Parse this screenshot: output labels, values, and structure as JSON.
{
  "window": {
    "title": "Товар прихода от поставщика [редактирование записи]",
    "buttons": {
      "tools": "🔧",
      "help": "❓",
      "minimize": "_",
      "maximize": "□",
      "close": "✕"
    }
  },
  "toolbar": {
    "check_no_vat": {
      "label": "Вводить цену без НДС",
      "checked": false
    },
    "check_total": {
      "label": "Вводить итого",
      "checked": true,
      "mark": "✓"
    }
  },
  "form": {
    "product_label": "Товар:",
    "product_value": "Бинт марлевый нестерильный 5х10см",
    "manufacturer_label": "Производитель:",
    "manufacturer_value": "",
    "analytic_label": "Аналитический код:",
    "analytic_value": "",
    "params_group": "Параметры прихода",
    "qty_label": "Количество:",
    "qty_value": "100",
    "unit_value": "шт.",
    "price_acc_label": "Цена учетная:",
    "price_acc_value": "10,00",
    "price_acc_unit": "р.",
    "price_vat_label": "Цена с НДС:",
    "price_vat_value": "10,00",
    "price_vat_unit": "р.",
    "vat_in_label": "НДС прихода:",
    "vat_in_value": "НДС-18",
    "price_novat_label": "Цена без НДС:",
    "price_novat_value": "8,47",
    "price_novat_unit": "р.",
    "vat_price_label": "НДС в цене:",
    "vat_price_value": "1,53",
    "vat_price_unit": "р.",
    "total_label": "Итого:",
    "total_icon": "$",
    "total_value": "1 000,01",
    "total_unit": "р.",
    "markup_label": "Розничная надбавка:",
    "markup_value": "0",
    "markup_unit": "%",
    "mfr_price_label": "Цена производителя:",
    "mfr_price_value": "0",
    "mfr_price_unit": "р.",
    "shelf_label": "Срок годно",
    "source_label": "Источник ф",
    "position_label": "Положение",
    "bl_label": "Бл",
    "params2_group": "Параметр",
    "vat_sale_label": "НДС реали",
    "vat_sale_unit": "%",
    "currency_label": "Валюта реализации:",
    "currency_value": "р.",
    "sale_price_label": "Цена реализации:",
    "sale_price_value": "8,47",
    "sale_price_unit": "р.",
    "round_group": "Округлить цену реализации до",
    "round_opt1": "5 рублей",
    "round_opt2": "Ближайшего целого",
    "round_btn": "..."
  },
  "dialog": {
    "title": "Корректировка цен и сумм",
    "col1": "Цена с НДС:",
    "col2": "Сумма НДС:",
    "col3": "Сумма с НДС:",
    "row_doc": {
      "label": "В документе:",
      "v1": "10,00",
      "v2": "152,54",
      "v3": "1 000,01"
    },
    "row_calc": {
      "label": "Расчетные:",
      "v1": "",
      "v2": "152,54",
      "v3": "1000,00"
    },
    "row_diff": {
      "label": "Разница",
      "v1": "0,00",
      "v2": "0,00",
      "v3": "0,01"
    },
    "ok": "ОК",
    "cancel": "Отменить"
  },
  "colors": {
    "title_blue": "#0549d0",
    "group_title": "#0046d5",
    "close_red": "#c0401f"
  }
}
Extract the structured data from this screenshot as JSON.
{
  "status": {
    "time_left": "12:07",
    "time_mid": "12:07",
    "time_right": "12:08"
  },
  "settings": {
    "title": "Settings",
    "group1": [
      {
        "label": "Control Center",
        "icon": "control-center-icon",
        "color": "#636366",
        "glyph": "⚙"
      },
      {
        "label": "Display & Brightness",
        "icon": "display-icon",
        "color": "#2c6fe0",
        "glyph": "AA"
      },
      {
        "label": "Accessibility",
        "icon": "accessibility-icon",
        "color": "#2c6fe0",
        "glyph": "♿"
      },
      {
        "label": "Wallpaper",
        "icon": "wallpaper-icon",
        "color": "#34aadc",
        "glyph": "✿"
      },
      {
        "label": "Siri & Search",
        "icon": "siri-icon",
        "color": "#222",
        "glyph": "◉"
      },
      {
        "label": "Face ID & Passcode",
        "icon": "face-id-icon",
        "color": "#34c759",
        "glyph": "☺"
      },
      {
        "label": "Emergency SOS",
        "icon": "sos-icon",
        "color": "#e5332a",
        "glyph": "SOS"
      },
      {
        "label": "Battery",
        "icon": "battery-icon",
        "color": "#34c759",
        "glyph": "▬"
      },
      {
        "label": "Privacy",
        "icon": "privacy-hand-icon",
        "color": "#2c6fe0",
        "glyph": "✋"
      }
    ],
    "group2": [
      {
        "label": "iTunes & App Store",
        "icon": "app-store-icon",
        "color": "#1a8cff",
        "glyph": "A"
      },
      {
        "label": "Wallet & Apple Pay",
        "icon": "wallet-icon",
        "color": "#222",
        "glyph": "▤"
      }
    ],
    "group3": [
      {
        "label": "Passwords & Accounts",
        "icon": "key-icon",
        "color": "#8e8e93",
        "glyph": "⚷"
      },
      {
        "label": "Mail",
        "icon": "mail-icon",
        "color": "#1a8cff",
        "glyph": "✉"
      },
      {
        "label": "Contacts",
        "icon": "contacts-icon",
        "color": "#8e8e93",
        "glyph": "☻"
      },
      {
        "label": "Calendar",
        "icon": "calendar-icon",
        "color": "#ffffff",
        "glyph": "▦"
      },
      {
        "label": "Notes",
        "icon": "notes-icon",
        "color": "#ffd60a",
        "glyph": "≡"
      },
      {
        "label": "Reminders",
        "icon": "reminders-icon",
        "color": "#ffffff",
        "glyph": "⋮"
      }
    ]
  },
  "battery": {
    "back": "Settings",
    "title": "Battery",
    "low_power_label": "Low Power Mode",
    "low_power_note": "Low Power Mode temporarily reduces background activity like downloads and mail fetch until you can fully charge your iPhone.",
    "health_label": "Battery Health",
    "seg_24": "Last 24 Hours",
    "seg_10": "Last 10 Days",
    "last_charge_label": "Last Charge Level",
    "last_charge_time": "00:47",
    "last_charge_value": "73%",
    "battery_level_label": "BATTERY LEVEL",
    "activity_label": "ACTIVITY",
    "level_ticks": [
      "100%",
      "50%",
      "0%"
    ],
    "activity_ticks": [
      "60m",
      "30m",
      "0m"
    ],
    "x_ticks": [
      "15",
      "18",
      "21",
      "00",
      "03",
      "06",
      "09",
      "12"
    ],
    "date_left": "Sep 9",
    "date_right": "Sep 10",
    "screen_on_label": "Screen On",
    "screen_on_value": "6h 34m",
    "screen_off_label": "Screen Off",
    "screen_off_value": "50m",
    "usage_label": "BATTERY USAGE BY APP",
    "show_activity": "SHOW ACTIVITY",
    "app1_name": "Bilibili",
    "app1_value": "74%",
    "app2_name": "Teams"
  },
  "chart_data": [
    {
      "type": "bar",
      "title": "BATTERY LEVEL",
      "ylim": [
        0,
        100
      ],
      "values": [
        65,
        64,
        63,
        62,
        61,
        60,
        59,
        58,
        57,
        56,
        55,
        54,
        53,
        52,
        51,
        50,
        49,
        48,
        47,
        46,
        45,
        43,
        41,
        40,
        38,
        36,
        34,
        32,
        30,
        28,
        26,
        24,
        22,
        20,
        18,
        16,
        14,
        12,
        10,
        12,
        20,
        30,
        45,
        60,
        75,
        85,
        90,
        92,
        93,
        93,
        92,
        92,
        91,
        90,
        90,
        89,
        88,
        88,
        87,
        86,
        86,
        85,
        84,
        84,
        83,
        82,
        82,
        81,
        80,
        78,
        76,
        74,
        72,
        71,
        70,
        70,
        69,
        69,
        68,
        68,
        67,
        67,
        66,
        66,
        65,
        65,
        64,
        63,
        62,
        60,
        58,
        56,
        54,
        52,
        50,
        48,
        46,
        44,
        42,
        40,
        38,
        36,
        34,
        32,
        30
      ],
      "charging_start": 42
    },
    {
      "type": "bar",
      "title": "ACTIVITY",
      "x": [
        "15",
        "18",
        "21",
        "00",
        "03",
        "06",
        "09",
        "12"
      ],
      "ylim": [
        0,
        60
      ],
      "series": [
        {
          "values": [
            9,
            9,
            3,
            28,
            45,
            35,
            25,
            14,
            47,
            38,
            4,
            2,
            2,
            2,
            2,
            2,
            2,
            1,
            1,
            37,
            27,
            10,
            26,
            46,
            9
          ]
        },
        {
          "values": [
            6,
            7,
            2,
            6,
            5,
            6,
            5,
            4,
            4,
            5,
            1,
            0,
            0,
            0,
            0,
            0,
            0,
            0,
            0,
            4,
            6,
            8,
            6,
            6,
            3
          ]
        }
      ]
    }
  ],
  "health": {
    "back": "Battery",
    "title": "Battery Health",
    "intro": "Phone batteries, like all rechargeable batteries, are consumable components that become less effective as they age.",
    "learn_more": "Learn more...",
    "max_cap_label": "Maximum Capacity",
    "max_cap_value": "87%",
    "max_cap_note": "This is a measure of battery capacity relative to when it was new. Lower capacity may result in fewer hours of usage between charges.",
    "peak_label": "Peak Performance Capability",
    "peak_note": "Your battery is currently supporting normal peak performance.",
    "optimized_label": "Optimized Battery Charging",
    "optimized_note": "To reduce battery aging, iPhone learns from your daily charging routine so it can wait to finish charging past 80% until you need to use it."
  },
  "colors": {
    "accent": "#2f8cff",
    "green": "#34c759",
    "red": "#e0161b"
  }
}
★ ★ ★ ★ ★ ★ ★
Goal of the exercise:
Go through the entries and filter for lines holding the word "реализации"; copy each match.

Written response:
    "currency_label": "Валюта реализации:",
    "sale_price_label": "Цена реализации:",
    "round_group": "Округлить цену реализации до",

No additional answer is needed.